On Tuesday's MTP Daily, MSNBC host Chuck Todd gave former Australian Prime Minister Kevin Rudd of the Labor Party an unchallenged forum to promote a semi-automatic gun ban in the U.S. similar to the one enacted in his home country after an infamous mass shooting attack in 1996.
No mention was made of any analysis that questions whether the gun ban actually did have a downward impact on violent crime.
Todd began the segment by again relying on one of the liberal student activists for information about gun control as a student was seen claiming that, after a school shooting in Australia, the country's government enacted laws that reduced the number of school shootings to zero in the years since.
Although Todd did correct the liberal activist about the year actually being 1996 instead of 1999, he did not inform viewers that it was not, in fact, a school shooting that occurred. Additionally, there have been a number of mass killings, including shootings, over the years since the gun ban, including at least one mass shooting at a university in 2002.
After noting that a conservative prime minister enacted strict gun control, Todd wondered if, in spite of the NRA and the Second Amendment in the U.S., "Australia's model could still have some legs in the United States, say, on semi-automatic weapons or something like that."
He then brought aboard the former Prime Minister and gave little pushback on whether a gun ban would be a good idea as he promoted more gun control in the U.S., where the former prime minster now resides. He asserted that "you've got to do something directly about automatic and semi-automatic weapons," and then predicted that the Supreme Court would not object to semi-automatic guns being banned.
Todd mildly pushed back by bringing up the Heller decision and the argument that guns could not be banned legally, leading his guest to claim in response that the U.S. allows weapons that were meant to be military weapons.

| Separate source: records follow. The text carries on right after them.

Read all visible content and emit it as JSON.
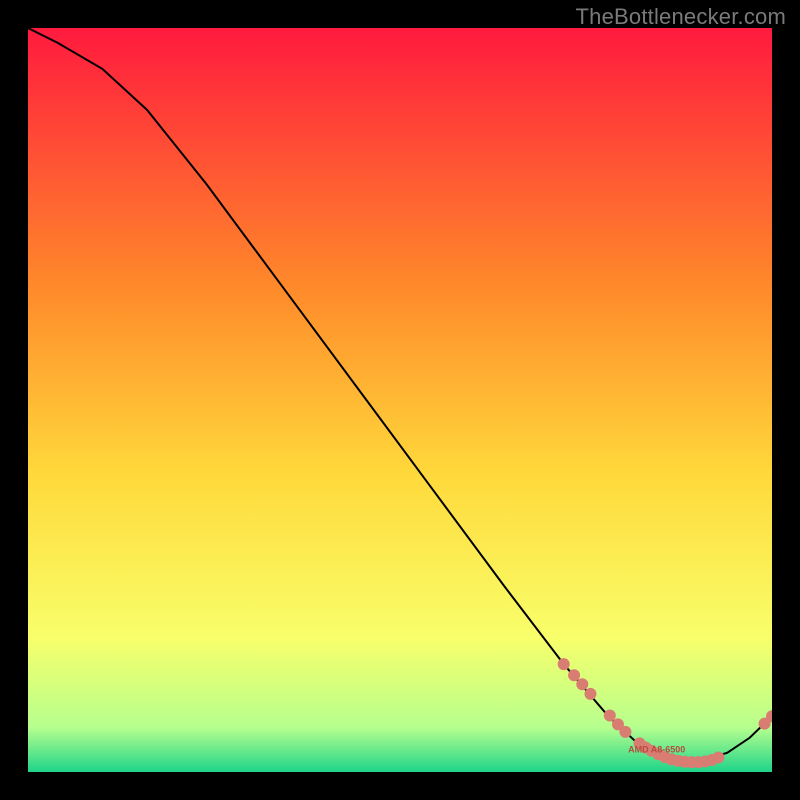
{
  "watermark": "TheBottlenecker.com",
  "colors": {
    "bg": "#000000",
    "curve": "#000000",
    "marker": "#d97d73",
    "label": "#b84a3f",
    "gradient_top": "#ff1a3e",
    "gradient_mid1": "#ff8a2a",
    "gradient_mid2": "#ffd93b",
    "gradient_mid3": "#f8ff6a",
    "gradient_mid4": "#b6ff8e",
    "gradient_bottom": "#1fd48a"
  },
  "chart_data": {
    "type": "line",
    "title": "",
    "xlabel": "",
    "ylabel": "",
    "xlim": [
      0,
      100
    ],
    "ylim": [
      0,
      100
    ],
    "label_text": "AMD A8-6500",
    "curve": [
      {
        "x": 0,
        "y": 100
      },
      {
        "x": 4,
        "y": 98
      },
      {
        "x": 10,
        "y": 94.5
      },
      {
        "x": 16,
        "y": 89
      },
      {
        "x": 24,
        "y": 79
      },
      {
        "x": 34,
        "y": 65.5
      },
      {
        "x": 44,
        "y": 52
      },
      {
        "x": 54,
        "y": 38.5
      },
      {
        "x": 64,
        "y": 25
      },
      {
        "x": 72,
        "y": 14.5
      },
      {
        "x": 78,
        "y": 7.5
      },
      {
        "x": 82,
        "y": 3.8
      },
      {
        "x": 86,
        "y": 1.7
      },
      {
        "x": 90,
        "y": 1.3
      },
      {
        "x": 94,
        "y": 2.6
      },
      {
        "x": 97,
        "y": 4.6
      },
      {
        "x": 100,
        "y": 7.5
      }
    ],
    "markers": [
      {
        "x": 72.0,
        "y": 14.5
      },
      {
        "x": 73.4,
        "y": 13.0
      },
      {
        "x": 74.5,
        "y": 11.8
      },
      {
        "x": 75.6,
        "y": 10.5
      },
      {
        "x": 78.2,
        "y": 7.6
      },
      {
        "x": 79.3,
        "y": 6.4
      },
      {
        "x": 80.3,
        "y": 5.4
      },
      {
        "x": 82.2,
        "y": 3.85
      },
      {
        "x": 83.0,
        "y": 3.3
      },
      {
        "x": 83.8,
        "y": 2.85
      },
      {
        "x": 84.7,
        "y": 2.4
      },
      {
        "x": 85.6,
        "y": 2.0
      },
      {
        "x": 86.5,
        "y": 1.7
      },
      {
        "x": 87.4,
        "y": 1.5
      },
      {
        "x": 88.3,
        "y": 1.38
      },
      {
        "x": 89.2,
        "y": 1.32
      },
      {
        "x": 90.1,
        "y": 1.32
      },
      {
        "x": 91.0,
        "y": 1.42
      },
      {
        "x": 91.9,
        "y": 1.62
      },
      {
        "x": 92.8,
        "y": 1.95
      },
      {
        "x": 99.0,
        "y": 6.5
      },
      {
        "x": 100.0,
        "y": 7.5
      }
    ],
    "label_pos": {
      "x": 84.5,
      "y": 2.6
    }
  }
}
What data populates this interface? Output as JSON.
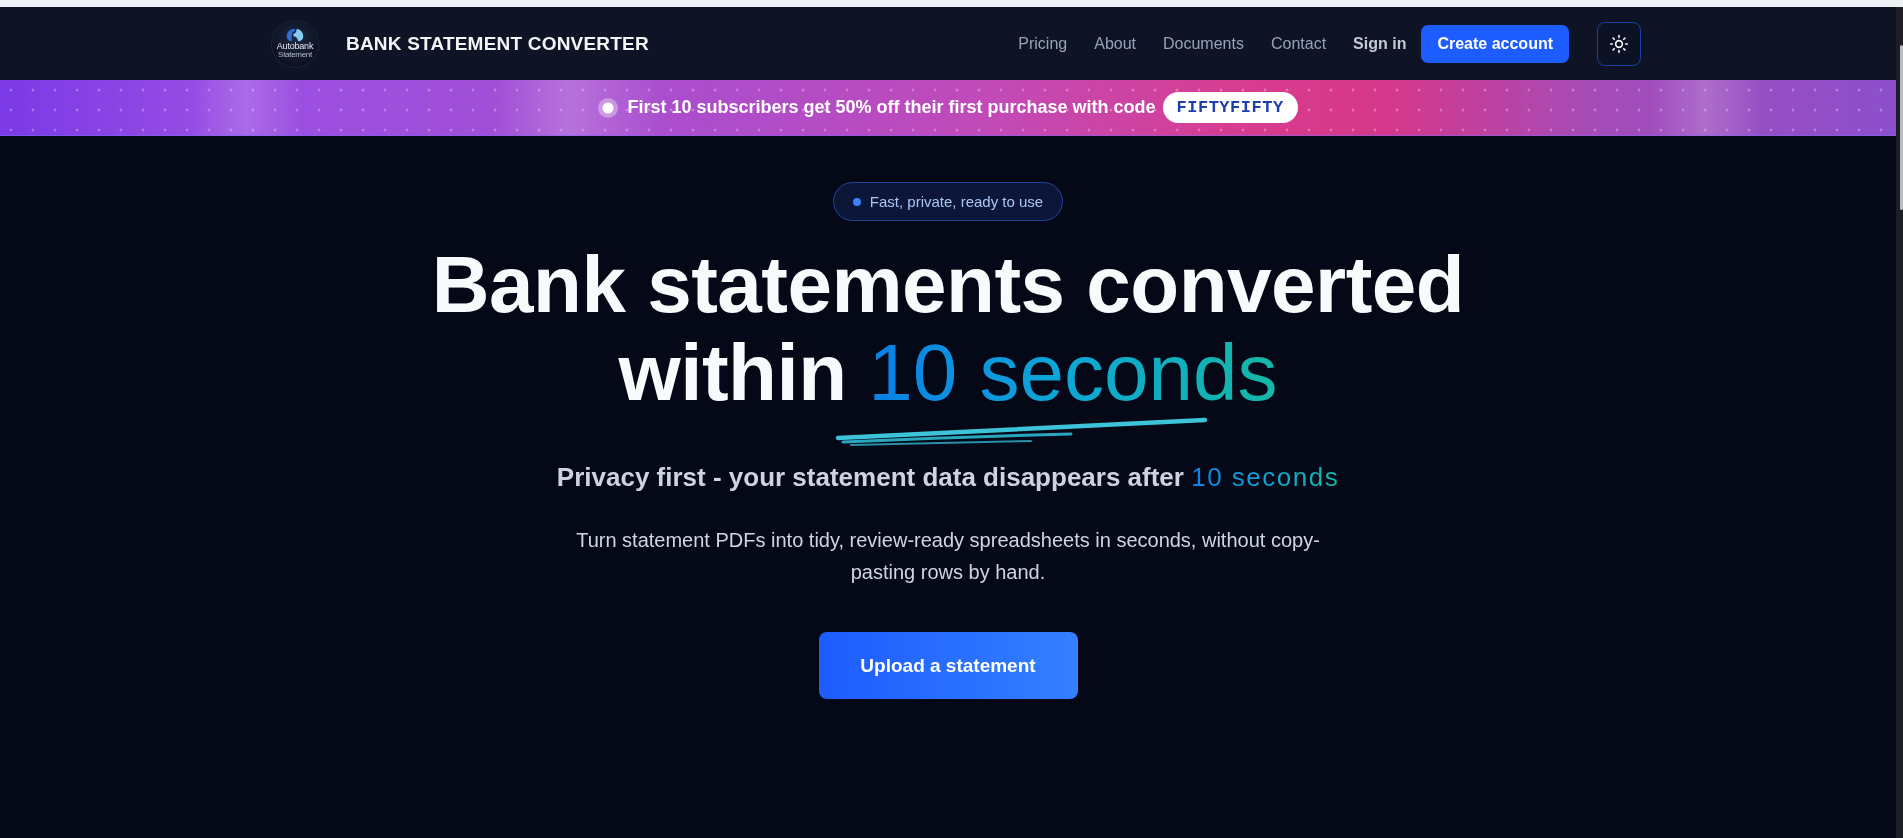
{
  "header": {
    "logo": {
      "name": "Autobank",
      "tagline": "Statement"
    },
    "title": "BANK STATEMENT CONVERTER",
    "nav": [
      {
        "label": "Pricing"
      },
      {
        "label": "About"
      },
      {
        "label": "Documents"
      },
      {
        "label": "Contact"
      }
    ],
    "sign_in": "Sign in",
    "primary_action": "Create account"
  },
  "promo": {
    "text": "First 10 subscribers get **50% off** their first purchase with code",
    "code": "FIFTYFIFTY"
  },
  "hero": {
    "badge": "Fast, private, ready to use",
    "heading": {
      "text": "Bank statements converted within",
      "highlight": "10 seconds"
    },
    "subtitle": {
      "text": "Privacy first - your statement data disappears after",
      "highlight": "10 seconds"
    },
    "description": "Turn statement PDFs into tidy, review-ready spreadsheets in seconds, without copy-pasting rows by hand.",
    "upload_button": "Upload a statement"
  }
}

After the MSNBC host brought up the issue of some Americans not trusting the government to keep them safe, asking how Australia dealt with that issue, the former prime minister called such sentiments a "deep cancer" Rudd:

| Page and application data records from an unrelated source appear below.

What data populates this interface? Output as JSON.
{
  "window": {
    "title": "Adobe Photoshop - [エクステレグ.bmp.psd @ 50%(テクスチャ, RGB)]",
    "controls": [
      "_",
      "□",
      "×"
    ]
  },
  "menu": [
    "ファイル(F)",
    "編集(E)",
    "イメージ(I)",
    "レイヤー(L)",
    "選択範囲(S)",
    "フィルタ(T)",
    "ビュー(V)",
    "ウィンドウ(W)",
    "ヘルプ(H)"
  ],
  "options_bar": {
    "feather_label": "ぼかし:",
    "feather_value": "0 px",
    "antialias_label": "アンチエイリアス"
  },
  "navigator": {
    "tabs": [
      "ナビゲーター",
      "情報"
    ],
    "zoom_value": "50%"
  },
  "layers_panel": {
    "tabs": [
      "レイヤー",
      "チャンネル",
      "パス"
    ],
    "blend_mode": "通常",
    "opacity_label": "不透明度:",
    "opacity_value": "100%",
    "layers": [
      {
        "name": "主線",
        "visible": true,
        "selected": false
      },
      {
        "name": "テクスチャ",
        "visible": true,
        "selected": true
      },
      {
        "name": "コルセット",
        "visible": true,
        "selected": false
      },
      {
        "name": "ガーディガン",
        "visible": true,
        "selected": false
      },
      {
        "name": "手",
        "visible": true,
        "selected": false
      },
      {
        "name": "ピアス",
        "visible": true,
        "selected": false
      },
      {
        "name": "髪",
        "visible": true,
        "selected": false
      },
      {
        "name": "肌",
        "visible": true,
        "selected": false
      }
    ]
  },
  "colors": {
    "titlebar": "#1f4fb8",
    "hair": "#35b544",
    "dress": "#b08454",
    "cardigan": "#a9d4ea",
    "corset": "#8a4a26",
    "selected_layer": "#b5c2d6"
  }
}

I think in this country you've suffered from sort of half a century of government bashing where government equals evil equals bad, and therefore we can't trust them with anything. I mean, that is s deep cancer in this society which you can turn around.
Concluding the interview, Todd gushed: "I always love getting a perspective on us from the outside, people going, 'Why aren't you tackling this?'"
Rudd ended by praising the U.S. but calling the availability of guns "nuts." Rudd: "Yeah, but we like this country. There are so many good things in America -- this is just nuts."